Please return every line of the records below that holds the word "tabs".
- - - - -
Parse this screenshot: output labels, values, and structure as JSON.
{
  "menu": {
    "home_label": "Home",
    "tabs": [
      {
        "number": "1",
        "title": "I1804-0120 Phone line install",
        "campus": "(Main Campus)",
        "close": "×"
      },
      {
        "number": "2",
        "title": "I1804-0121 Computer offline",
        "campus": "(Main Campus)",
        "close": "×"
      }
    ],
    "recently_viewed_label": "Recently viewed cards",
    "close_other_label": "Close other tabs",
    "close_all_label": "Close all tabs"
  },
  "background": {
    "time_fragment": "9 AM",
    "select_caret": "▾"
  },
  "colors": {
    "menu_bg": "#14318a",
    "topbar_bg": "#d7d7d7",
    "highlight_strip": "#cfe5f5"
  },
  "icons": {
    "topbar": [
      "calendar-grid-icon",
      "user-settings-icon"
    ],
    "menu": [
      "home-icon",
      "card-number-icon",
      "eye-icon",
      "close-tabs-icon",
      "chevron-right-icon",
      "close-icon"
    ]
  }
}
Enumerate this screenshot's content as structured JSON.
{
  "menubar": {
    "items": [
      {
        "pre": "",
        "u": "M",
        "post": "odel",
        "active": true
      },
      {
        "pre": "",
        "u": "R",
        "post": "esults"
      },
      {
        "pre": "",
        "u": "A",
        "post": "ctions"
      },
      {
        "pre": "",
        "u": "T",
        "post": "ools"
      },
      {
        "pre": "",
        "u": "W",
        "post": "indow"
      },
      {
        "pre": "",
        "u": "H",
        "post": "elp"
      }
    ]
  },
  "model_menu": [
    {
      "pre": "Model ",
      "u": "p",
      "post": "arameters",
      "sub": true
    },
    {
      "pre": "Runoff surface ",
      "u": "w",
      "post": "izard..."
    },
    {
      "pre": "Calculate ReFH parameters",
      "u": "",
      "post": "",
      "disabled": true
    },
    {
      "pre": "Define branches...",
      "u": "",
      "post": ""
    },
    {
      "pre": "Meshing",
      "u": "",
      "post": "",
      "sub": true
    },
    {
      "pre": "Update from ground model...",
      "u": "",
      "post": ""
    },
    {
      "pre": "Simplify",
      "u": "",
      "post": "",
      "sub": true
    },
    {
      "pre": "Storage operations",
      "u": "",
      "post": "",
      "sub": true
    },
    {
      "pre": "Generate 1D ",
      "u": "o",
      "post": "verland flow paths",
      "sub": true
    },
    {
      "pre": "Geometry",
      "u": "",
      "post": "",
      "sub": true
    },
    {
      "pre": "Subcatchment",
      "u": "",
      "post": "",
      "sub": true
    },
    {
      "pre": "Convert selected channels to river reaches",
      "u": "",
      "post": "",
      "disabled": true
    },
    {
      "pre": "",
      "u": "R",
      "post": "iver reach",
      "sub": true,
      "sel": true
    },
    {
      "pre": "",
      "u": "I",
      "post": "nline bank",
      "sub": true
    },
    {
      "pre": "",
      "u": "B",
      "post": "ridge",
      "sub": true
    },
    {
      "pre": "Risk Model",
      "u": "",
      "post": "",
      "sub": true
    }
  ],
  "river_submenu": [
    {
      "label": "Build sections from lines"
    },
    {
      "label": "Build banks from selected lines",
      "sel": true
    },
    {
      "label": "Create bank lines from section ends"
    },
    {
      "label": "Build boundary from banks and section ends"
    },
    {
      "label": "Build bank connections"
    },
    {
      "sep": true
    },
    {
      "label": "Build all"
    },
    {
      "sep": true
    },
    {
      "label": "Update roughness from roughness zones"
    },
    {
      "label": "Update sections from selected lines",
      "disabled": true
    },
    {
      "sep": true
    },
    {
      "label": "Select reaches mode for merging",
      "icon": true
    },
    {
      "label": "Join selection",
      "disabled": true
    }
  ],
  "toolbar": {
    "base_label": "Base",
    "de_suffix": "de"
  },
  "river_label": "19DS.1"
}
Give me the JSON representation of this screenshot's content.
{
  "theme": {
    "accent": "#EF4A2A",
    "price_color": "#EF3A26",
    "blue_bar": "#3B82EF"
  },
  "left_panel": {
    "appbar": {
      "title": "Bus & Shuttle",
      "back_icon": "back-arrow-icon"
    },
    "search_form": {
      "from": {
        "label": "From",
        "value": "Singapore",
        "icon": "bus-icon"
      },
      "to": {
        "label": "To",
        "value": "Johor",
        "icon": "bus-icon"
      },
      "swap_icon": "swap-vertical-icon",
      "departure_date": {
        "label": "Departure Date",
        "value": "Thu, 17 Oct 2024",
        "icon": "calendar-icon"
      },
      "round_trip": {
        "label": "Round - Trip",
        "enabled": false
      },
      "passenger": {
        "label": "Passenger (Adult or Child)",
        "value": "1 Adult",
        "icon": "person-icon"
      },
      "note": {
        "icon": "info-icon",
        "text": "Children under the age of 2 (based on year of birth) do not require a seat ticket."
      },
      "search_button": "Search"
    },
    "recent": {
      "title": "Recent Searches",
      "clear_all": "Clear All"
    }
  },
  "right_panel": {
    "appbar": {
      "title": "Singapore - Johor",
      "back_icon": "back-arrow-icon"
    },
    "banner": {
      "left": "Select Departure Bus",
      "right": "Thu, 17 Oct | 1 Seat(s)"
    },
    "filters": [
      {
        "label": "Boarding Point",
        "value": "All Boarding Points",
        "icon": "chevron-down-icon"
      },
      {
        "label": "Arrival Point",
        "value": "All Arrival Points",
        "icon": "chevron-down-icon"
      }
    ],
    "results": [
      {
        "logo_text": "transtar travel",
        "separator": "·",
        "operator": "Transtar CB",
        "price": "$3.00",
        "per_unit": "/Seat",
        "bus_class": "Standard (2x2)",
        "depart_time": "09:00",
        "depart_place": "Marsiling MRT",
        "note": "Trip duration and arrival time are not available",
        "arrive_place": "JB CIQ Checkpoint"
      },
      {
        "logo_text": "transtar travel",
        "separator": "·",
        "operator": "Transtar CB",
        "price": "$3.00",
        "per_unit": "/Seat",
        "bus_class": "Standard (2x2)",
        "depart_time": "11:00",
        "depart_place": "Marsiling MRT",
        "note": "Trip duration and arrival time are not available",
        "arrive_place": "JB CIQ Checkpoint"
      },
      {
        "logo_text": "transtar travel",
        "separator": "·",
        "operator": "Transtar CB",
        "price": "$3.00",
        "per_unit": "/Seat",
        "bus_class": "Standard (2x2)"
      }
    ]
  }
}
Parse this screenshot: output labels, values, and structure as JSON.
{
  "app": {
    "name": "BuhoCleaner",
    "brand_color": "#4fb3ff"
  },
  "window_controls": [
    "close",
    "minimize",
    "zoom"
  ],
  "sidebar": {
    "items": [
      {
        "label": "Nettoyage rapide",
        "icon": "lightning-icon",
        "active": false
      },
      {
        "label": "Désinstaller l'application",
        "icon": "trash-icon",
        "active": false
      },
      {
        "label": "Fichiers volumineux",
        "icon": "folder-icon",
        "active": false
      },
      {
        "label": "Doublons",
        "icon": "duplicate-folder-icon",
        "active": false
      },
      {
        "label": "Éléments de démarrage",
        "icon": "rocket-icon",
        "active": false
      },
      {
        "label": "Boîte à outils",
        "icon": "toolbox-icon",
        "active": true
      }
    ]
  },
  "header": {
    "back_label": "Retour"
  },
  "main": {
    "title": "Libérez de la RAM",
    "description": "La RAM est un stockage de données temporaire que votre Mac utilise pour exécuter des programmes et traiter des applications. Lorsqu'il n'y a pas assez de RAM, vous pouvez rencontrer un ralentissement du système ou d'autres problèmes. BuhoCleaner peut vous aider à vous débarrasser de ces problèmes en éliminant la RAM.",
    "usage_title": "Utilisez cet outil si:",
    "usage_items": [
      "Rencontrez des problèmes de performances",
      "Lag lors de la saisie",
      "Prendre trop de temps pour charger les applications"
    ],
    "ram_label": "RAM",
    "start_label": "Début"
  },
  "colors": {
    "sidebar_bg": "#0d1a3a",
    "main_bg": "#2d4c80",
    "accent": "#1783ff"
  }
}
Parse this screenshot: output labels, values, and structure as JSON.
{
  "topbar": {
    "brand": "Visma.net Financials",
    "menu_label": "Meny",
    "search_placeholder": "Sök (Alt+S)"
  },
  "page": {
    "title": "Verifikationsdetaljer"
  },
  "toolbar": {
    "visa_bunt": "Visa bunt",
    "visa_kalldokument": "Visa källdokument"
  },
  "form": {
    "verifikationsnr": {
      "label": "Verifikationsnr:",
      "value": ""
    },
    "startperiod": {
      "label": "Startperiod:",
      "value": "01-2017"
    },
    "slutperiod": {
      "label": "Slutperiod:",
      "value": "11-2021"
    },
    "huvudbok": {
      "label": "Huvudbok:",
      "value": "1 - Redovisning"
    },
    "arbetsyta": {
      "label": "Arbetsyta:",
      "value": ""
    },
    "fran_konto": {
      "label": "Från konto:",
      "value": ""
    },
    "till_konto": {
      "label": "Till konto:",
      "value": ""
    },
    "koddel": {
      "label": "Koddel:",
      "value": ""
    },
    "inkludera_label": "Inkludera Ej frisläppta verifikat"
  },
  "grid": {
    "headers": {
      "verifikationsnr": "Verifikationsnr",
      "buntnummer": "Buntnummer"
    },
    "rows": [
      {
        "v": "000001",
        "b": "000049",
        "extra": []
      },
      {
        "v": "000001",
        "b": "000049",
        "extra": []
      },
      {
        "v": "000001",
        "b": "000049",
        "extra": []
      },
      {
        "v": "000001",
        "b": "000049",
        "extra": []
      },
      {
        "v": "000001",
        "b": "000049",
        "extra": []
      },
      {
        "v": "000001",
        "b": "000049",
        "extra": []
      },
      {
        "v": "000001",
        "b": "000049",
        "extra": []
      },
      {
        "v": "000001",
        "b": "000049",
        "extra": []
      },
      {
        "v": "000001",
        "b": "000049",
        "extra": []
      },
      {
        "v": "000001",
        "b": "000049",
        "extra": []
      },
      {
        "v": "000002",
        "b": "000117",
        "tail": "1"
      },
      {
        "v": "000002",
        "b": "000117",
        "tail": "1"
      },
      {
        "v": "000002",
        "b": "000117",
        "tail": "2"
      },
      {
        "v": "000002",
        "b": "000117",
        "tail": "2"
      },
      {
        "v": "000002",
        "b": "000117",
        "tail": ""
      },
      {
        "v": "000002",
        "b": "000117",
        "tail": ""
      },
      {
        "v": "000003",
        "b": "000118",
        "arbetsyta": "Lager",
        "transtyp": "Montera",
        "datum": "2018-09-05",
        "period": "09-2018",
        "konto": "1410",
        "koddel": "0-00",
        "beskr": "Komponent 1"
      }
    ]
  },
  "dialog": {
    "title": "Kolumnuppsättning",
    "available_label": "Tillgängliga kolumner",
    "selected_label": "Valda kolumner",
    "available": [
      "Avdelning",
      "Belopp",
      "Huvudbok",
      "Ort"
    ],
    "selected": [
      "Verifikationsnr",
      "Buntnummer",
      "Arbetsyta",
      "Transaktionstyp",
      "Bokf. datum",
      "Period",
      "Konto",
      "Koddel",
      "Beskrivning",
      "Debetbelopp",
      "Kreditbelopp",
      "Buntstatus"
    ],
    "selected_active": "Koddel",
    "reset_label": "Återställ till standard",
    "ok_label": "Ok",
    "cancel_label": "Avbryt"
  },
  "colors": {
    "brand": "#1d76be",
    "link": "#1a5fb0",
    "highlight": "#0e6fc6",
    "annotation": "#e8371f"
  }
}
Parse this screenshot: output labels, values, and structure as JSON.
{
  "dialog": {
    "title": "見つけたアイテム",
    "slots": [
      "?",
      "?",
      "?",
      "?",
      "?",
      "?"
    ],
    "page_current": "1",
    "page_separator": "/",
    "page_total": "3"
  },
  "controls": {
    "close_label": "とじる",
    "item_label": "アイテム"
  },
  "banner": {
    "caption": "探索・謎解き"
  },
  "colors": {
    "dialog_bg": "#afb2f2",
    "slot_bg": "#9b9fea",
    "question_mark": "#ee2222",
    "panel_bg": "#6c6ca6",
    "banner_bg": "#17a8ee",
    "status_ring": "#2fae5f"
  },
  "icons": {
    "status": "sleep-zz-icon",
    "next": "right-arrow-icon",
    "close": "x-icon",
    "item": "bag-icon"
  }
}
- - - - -
→ Response below
    "tabs": [
    "close_other_label": "Close other tabs",
    "close_all_label": "Close all tabs"
      "close-tabs-icon",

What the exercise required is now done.